I’m thankful for the 26 hours we had with Jeremiah, it brought us happiness, sadness, and appreciation. The most pain came when it was time for nurse Tina to take Jeremiah. It broke my heart seeing the two people I love the most say goodbye. As Matt held Jeremiah, I remember him saying, “It’s unfair, we’ve done everything right.’’ I broke into a million pieces. I couldn’t stand it. I couldn’t stand to see my husband so broken. It felt so much more unbearable because Jeremiah was his twin. I felt like I failed them both.
Tina opened her arms to receive Jeremiah and I looked at her with disgust and anger. I thought, “How dare she take him?!” I didn’t want him to go – I wanted him to stay with us. It was the hardest thing I’ve ever done.
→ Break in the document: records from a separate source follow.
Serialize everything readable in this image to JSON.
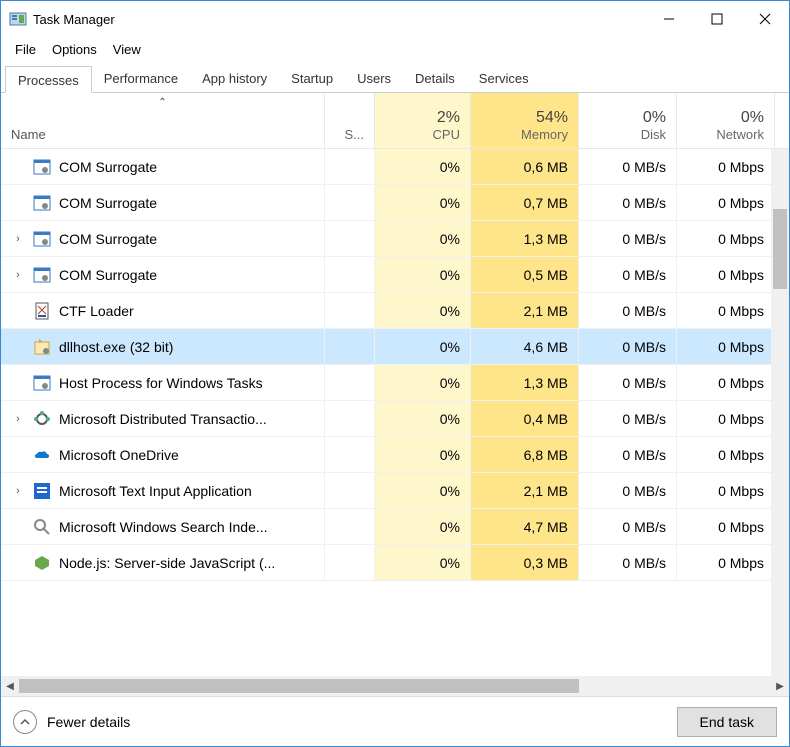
{
  "window": {
    "title": "Task Manager"
  },
  "menu": {
    "file": "File",
    "options": "Options",
    "view": "View"
  },
  "tabs": {
    "processes": "Processes",
    "performance": "Performance",
    "app_history": "App history",
    "startup": "Startup",
    "users": "Users",
    "details": "Details",
    "services": "Services"
  },
  "columns": {
    "name": "Name",
    "status": "S...",
    "cpu": {
      "pct": "2%",
      "label": "CPU"
    },
    "memory": {
      "pct": "54%",
      "label": "Memory"
    },
    "disk": {
      "pct": "0%",
      "label": "Disk"
    },
    "network": {
      "pct": "0%",
      "label": "Network"
    }
  },
  "rows": [
    {
      "expandable": false,
      "icon": "gear-window",
      "name": "COM Surrogate",
      "cpu": "0%",
      "mem": "0,6 MB",
      "disk": "0 MB/s",
      "net": "0 Mbps"
    },
    {
      "expandable": false,
      "icon": "gear-window",
      "name": "COM Surrogate",
      "cpu": "0%",
      "mem": "0,7 MB",
      "disk": "0 MB/s",
      "net": "0 Mbps"
    },
    {
      "expandable": true,
      "icon": "gear-window",
      "name": "COM Surrogate",
      "cpu": "0%",
      "mem": "1,3 MB",
      "disk": "0 MB/s",
      "net": "0 Mbps"
    },
    {
      "expandable": true,
      "icon": "gear-window",
      "name": "COM Surrogate",
      "cpu": "0%",
      "mem": "0,5 MB",
      "disk": "0 MB/s",
      "net": "0 Mbps"
    },
    {
      "expandable": false,
      "icon": "ctf",
      "name": "CTF Loader",
      "cpu": "0%",
      "mem": "2,1 MB",
      "disk": "0 MB/s",
      "net": "0 Mbps"
    },
    {
      "expandable": false,
      "icon": "dllhost",
      "name": "dllhost.exe (32 bit)",
      "cpu": "0%",
      "mem": "4,6 MB",
      "disk": "0 MB/s",
      "net": "0 Mbps",
      "selected": true
    },
    {
      "expandable": false,
      "icon": "gear-window",
      "name": "Host Process for Windows Tasks",
      "cpu": "0%",
      "mem": "1,3 MB",
      "disk": "0 MB/s",
      "net": "0 Mbps"
    },
    {
      "expandable": true,
      "icon": "dtc",
      "name": "Microsoft Distributed Transactio...",
      "cpu": "0%",
      "mem": "0,4 MB",
      "disk": "0 MB/s",
      "net": "0 Mbps"
    },
    {
      "expandable": false,
      "icon": "onedrive",
      "name": "Microsoft OneDrive",
      "cpu": "0%",
      "mem": "6,8 MB",
      "disk": "0 MB/s",
      "net": "0 Mbps"
    },
    {
      "expandable": true,
      "icon": "textinput",
      "name": "Microsoft Text Input Application",
      "cpu": "0%",
      "mem": "2,1 MB",
      "disk": "0 MB/s",
      "net": "0 Mbps"
    },
    {
      "expandable": false,
      "icon": "search",
      "name": "Microsoft Windows Search Inde...",
      "cpu": "0%",
      "mem": "4,7 MB",
      "disk": "0 MB/s",
      "net": "0 Mbps"
    },
    {
      "expandable": false,
      "icon": "node",
      "name": "Node.js: Server-side JavaScript (...",
      "cpu": "0%",
      "mem": "0,3 MB",
      "disk": "0 MB/s",
      "net": "0 Mbps"
    }
  ],
  "footer": {
    "fewer": "Fewer details",
    "endtask": "End task"
  }
}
I handed Jeremiah to Matt for one last kiss and then Matt handed him over to the nurse as I wailed. My baby is gone, he’s gone forever! A piece of me left with him as well.
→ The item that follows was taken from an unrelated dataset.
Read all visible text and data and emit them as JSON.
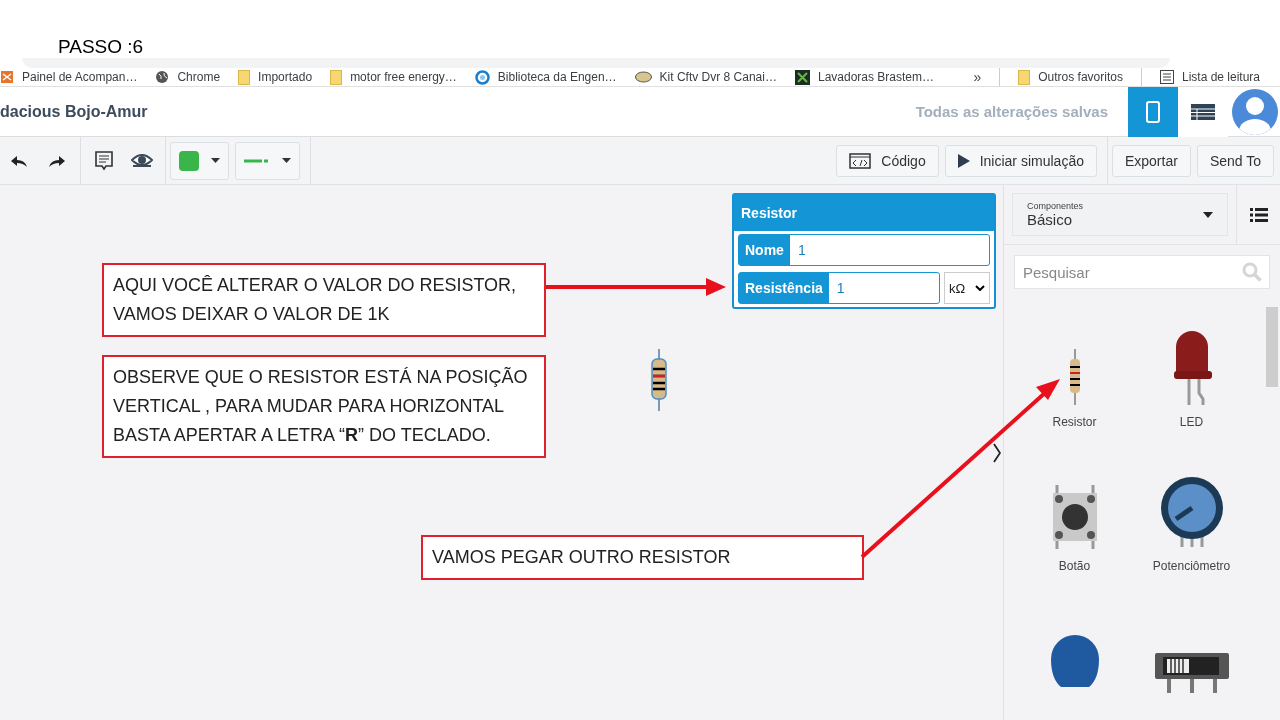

I spent more days in the hospital after that. We were placed away from the new crying babies, and were given the constant reminder in the form of that postcard with a purple leaf and teardrop taped to our door. I missed him every hour, every minute, every second.
The doctors still aren’t exactly sure what happened. They know it was an abruption of the placenta, but they don’t know what caused it. Some doctors believed I had preeclampsia but in reverse. Instead of seeing symptoms first, Jeremiah’s death came first then symptoms of preeclampsia arose. The doctors do agree that both Jeremiah and I weren’t going to come home, either I would’ve pass away or Jeremiah. Matt said Jeremiah chose to save me; I would’ve save him.
I do still wonder why. Is there a purpose God wanted me to fulfill? Am I being tested by God by having my firstborn taken away? I don’t know. God did something I’ll never understand: my sinful soul was survived over the beautiful pureness of Jeremiah.
I was crying, so I decided to write this instead. It’s snowing now but earlier it was raining. I wonder if the sky was tearing up, crying with us, because we are getting closer to Jeremiah’s burial date? The snow is beautiful though, and I wish Jeremiah could see it for himself. Who knows, he could’ve been the one to ask God to give us snow because he knows his mommy thinks it’s pretty. It’s beginning to thicken as I type these words; it might actually stick to the ground.
The present day
I just received an email from my pregnancy app that my baby would’ve been 11 months this week. Every day we miss our little one, especially now all our memories of him have been intensified. We’ve grown and changed into better people and we have strength we never knew we had. Everything we do is for Jeremiah.
Just the other day we learned of this quote: “Someday this pain will be useful to you.”
-you can follow more of Tina’s journey on her private Instagram account here.